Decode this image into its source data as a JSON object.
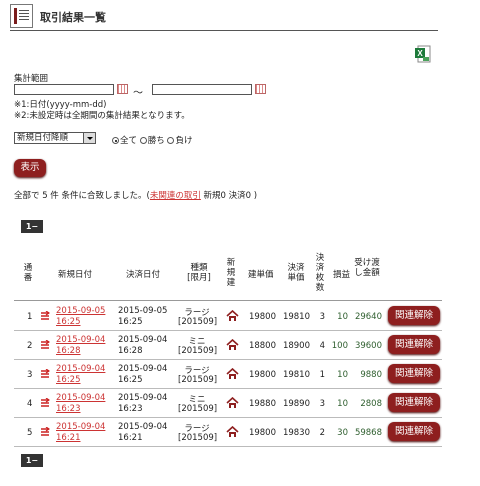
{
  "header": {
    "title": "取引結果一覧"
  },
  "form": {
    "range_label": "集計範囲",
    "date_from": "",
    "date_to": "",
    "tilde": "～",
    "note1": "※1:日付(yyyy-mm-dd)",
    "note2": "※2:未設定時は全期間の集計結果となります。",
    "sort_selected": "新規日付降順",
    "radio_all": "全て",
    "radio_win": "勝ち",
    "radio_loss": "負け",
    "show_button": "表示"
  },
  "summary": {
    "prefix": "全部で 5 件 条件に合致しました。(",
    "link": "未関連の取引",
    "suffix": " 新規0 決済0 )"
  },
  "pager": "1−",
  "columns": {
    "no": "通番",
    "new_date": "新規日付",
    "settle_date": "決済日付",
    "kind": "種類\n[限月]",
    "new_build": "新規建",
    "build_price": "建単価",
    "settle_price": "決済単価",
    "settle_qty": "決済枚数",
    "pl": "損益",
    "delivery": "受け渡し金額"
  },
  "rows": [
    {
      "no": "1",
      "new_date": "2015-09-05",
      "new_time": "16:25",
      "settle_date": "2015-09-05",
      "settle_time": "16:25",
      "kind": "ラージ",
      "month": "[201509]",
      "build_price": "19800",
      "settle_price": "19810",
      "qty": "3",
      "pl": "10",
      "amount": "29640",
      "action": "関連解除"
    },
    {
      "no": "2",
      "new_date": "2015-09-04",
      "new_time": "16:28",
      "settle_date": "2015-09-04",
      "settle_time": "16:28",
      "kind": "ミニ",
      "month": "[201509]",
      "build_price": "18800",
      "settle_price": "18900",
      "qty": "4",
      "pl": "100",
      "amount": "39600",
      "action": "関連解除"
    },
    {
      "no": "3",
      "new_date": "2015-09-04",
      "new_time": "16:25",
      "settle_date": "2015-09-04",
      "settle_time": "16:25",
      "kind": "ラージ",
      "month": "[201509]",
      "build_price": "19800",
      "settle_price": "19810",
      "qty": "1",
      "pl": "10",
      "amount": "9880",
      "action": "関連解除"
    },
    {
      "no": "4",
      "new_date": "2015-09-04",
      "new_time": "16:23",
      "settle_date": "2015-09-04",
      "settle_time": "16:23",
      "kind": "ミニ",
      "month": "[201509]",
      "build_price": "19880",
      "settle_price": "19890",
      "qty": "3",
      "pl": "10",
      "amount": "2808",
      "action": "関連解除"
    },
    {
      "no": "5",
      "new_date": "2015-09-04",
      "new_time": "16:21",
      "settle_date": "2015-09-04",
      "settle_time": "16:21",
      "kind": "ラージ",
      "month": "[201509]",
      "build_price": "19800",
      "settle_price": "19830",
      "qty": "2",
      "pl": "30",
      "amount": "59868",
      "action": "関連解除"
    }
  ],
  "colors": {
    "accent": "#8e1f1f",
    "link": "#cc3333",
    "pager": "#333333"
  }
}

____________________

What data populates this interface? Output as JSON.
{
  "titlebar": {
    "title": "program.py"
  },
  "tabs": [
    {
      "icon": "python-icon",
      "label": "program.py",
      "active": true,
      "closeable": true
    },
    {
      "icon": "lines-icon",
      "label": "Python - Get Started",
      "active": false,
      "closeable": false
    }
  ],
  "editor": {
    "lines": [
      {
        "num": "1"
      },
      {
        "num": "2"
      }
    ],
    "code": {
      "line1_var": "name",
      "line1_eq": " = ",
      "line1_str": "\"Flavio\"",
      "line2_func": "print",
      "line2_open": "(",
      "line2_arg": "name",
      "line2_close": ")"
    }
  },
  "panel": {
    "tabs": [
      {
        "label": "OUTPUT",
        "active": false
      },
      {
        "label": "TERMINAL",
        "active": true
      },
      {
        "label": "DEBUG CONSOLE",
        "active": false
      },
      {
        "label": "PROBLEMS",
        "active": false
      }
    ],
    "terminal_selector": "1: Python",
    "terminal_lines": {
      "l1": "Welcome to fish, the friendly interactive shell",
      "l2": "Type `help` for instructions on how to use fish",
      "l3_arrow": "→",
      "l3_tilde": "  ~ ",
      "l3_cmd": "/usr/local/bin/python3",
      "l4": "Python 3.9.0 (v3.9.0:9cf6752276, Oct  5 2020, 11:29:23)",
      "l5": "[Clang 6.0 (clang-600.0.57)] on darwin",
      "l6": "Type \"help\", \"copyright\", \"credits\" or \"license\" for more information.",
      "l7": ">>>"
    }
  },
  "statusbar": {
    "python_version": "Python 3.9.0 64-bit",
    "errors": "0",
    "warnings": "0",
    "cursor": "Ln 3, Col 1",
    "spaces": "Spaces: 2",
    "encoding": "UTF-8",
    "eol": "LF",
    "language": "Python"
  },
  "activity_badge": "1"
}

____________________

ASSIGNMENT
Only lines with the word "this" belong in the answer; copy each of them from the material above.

REPLY
Decode this image into its source data as a JSON object.
What data populates this interface? Output as JSON.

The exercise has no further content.